If you have any of the above mentioned physical problems that are associated with a Forward Head posture, try the following exercises. The Chest stretch – stand up tall and bring your arms behind you, clasping one hand inside the other; gently lift your chest and raise your arms backwards and upwards slightly (while keeping your chin tucked
down and back). Hold for 20 seconds and repeat three times. Another Chest stretch – face a corner in the room and place each forearm on a wall. Place one foot in front of the other and slowly stretch by leaning the body forward towards the wall; keep your chin tucked down and back. Hold for 20 seconds and repeat three times. Shoulder roll – stand upright; slowly
roll shoulders backward 20 times in circular motion.
So what can you do to prevent the Forward Head posture? The best way to prevent Forward Head is to limit the use of your entertainment device/smartphone. If you need to send a longer e-mail, consider waiting until you have access to a computer, or use an external keyboard. When using your modern technology, sit up straight with your
shoulder blades pulled back/towards each other. Bring your arms up in front of your eyes so that you don’t need to look down to see the screen (there is a new mobile application to remind you of this, called the Text Neck Indicator). Tuck your chin back and into your chest to look down rather than dropping your head forward. Place a pillow on your lap and then
rest your forearms on the pillow while typing to help minimize neck tension. Make sure that you take breaks from your entertainment devices about every 20 – 30 minutes. Avoid using your modern technology while in bright sunlight. This causes you to strain to see the screen, which leads to jutting the chin forward, shifting work from the spine to the muscles that
hold up the head.
Finally, and I think best of all, put the modern technology on the desk, go outside for a walk, breathe in some fresh air, and take in the beauty of the natural world around you!

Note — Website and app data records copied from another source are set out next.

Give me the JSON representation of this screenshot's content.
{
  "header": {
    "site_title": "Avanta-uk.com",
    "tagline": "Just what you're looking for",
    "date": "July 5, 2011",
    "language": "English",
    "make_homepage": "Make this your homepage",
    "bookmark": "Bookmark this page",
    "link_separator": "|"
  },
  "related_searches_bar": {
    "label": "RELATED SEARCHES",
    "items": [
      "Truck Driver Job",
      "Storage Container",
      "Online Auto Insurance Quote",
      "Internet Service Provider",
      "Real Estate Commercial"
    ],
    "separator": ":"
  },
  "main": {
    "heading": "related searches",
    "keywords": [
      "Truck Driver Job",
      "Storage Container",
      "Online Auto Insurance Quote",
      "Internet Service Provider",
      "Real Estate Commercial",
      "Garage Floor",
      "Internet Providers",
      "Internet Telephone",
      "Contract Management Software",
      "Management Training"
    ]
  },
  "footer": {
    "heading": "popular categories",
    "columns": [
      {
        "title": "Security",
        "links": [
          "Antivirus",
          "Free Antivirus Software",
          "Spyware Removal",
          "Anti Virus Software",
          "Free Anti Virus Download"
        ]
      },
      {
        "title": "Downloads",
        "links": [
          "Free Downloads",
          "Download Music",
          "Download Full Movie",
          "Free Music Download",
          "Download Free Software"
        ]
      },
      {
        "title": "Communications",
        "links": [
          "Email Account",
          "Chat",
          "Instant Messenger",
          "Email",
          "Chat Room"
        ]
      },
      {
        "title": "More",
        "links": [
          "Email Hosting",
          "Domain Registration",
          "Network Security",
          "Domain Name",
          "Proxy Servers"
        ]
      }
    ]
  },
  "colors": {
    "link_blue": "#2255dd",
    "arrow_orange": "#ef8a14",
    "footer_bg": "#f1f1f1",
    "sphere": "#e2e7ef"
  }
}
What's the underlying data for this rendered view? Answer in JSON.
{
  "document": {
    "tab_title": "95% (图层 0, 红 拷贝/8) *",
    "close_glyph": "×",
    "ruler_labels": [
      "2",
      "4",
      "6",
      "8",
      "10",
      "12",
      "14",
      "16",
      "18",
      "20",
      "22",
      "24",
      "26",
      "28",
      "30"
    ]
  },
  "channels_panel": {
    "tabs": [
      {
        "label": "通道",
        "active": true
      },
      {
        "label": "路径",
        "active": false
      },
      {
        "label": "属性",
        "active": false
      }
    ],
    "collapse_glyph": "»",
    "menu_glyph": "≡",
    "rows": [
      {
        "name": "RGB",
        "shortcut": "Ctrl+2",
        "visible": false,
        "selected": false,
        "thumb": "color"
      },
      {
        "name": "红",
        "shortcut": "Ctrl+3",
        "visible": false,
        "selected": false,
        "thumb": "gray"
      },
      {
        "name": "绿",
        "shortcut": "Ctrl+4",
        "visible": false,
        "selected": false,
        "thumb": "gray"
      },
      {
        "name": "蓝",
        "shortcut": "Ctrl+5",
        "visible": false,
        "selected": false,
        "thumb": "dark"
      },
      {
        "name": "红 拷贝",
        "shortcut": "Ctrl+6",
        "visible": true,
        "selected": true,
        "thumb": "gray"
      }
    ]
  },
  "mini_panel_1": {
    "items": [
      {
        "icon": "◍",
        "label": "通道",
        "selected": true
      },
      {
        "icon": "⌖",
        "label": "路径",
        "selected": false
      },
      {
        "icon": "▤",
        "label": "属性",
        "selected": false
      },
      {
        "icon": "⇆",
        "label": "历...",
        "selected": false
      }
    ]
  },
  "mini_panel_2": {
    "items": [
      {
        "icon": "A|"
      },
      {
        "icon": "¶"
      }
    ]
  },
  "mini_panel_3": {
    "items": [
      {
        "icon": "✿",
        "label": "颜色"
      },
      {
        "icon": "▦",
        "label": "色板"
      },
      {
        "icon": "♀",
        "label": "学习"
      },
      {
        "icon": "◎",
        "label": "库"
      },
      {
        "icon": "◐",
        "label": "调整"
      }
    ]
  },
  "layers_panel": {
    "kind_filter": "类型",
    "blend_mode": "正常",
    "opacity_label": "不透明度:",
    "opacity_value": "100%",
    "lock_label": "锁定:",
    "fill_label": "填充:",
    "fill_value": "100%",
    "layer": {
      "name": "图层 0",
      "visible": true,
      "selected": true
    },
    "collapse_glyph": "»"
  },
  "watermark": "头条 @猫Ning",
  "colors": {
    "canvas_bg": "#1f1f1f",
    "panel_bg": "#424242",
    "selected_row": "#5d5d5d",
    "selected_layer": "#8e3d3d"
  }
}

Renee Lehman is a licensed acupuncturist, physical therapist, and Reiki Master with over 20 years of health care experience. Her office is located at 249B York Street in Gettysburg, PA. She can be reached at 717-752-5728.